Additionally, in the following examples I’ll assume that clients already trust certificates (i.e. the trust store contains the root certificate) signed by common CAs such as Verisign and DigiCert.
Should you encounter a term you’re not familiar with, please refer to the glossary at the bottom of this page.
- SSL and single-node HANA systems
- SSL and distributed (multi-node) HANA systems <under construction>
- SSL and internal communication in distributed systems <under construction>
- Certificate Authority (CA): An entity, such as DigiCert, that verifies the identity of another entity, such as Facebook.
- Public key: The key used to encrypt messages/decrypt signatures in asymmetric cryptography.
- Public key certificate: A digital certificate that contains, and identifies the owner of, a public key; this is distributed publicly.
- Private key: The key used to decrypt messages and sign objects in asymmetric cryptography; this is kept private.
- Root certificate: A public key certificate that identifies the root CA. Root certificates from common CAs are generally distributed with clients (e.g. web browsers).
- Certificate Signing Request (CSR): Contains the information required to generate a signed certificate.
- Common Name (CN): Contained in public key certificates and identifies the host the certificate belongs to. The CN of a certificate must match the FQDN the client is connecting to.
- Fully Qualified Domain Name (FQDN): A name that uniquely identifies a host on the internet.

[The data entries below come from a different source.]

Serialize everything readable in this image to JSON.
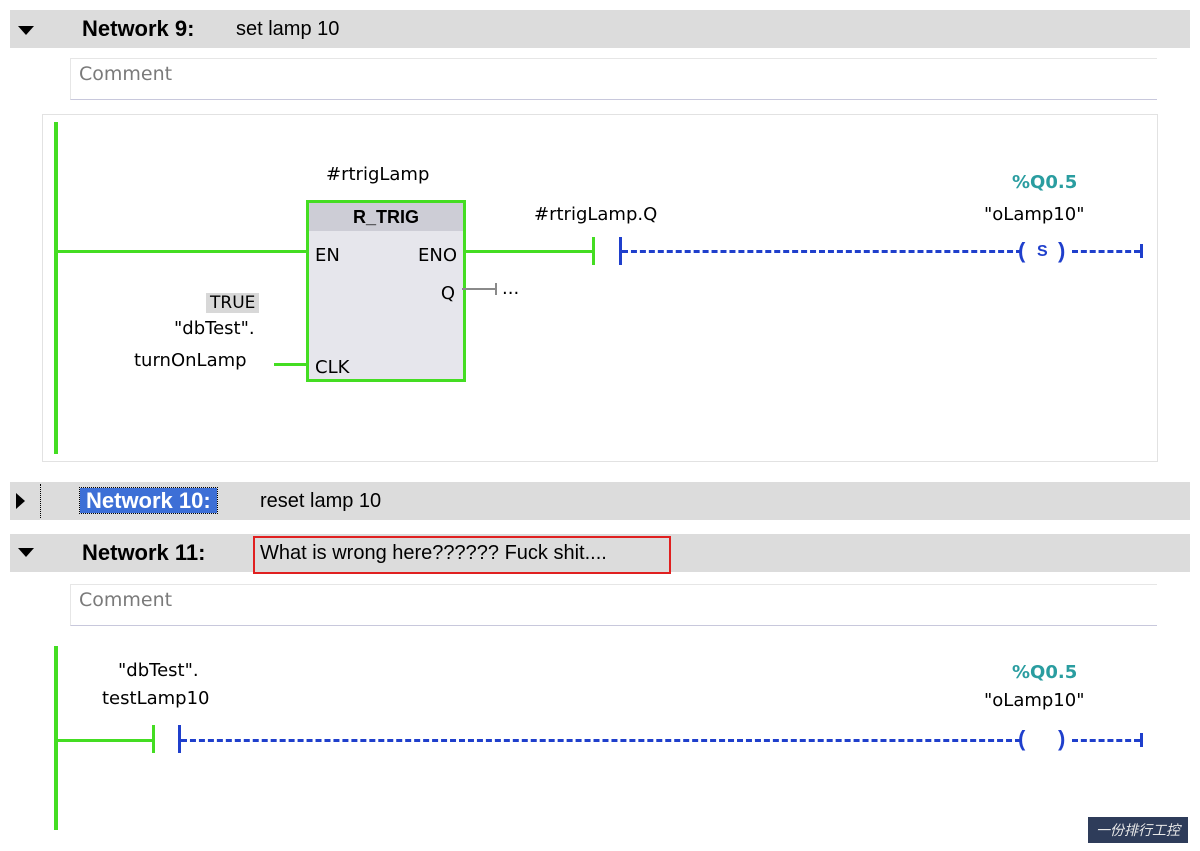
{
  "networks": [
    {
      "title": "Network 9:",
      "description": "set lamp 10",
      "comment": "Comment",
      "expanded": true
    },
    {
      "title": "Network 10:",
      "description": "reset lamp 10",
      "expanded": false,
      "selected": true
    },
    {
      "title": "Network 11:",
      "description": "What is wrong here?????? Fuck shit....",
      "comment": "Comment",
      "expanded": true
    }
  ],
  "net9": {
    "instance": "#rtrigLamp",
    "block_type": "R_TRIG",
    "pin_en": "EN",
    "pin_eno": "ENO",
    "pin_q": "Q",
    "pin_clk": "CLK",
    "q_output": "...",
    "clk_value": "TRUE",
    "clk_operand_line1": "\"dbTest\".",
    "clk_operand_line2": "turnOnLamp",
    "contact_operand": "#rtrigLamp.Q",
    "coil_address": "%Q0.5",
    "coil_operand": "\"oLamp10\"",
    "coil_type": "S"
  },
  "net11": {
    "contact_operand_line1": "\"dbTest\".",
    "contact_operand_line2": "testLamp10",
    "coil_address": "%Q0.5",
    "coil_operand": "\"oLamp10\""
  },
  "colors": {
    "powered": "#44dd22",
    "unpowered": "#1f3fcc",
    "highlight": "#e02020",
    "selection": "#3d6fd6"
  },
  "watermark": "一份排行工控"
}
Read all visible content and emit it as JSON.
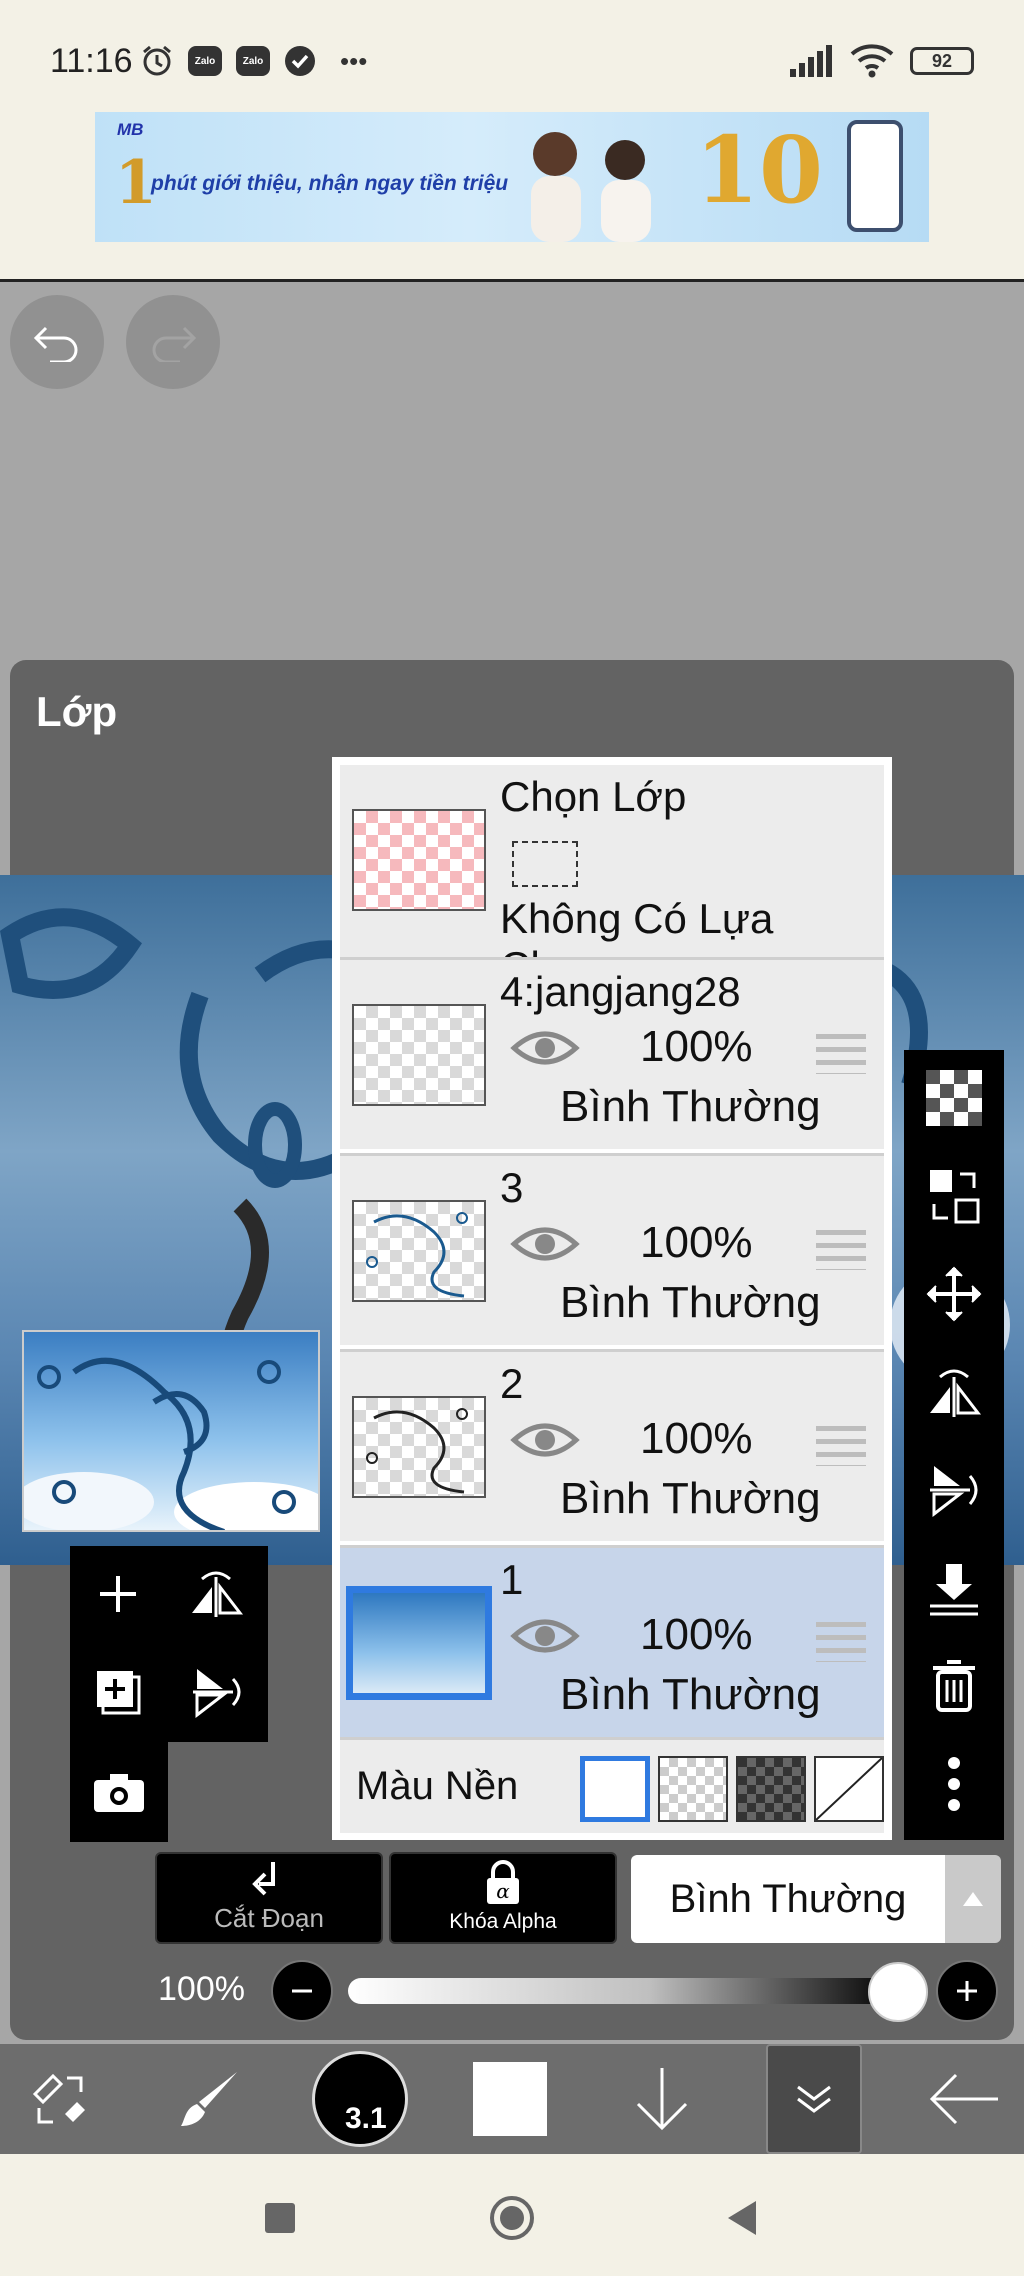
{
  "status_bar": {
    "time": "11:16",
    "zalo_1": "Zalo",
    "zalo_2": "Zalo",
    "more": "•••",
    "battery": "92"
  },
  "ad": {
    "brand": "MB",
    "big_number": "1",
    "tagline": "phút giới thiệu, nhận ngay tiền triệu",
    "prize": "10"
  },
  "panel": {
    "title": "Lớp"
  },
  "selection_row": {
    "title": "Chọn Lớp",
    "status": "Không Có Lựa Chọn"
  },
  "layers": [
    {
      "name": "4:jangjang28",
      "opacity": "100%",
      "blend": "Bình Thường"
    },
    {
      "name": "3",
      "opacity": "100%",
      "blend": "Bình Thường"
    },
    {
      "name": "2",
      "opacity": "100%",
      "blend": "Bình Thường"
    },
    {
      "name": "1",
      "opacity": "100%",
      "blend": "Bình Thường"
    }
  ],
  "background_row": {
    "label": "Màu Nền"
  },
  "clip_button": {
    "label": "Cắt Đoạn"
  },
  "alpha_button": {
    "label": "Khóa Alpha"
  },
  "blend_mode": {
    "value": "Bình Thường"
  },
  "opacity_slider": {
    "value_label": "100%",
    "value": 1.0
  },
  "bottom_bar": {
    "brush_size": "3.1"
  },
  "colors": {
    "panel_bg": "#636363",
    "active_layer": "#c7d5ea",
    "accent_blue": "#2f7ae0",
    "toolbar_bg": "#000000"
  }
}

- Key store: A file that contains the information necessary for an entity to authenticate itself to others. Contains the server’s private key, signed server certificate, and intermediate certificates if necessary.
- Trust store: A file that contains the information of trusted entities. Generally contains root certificates of CAs.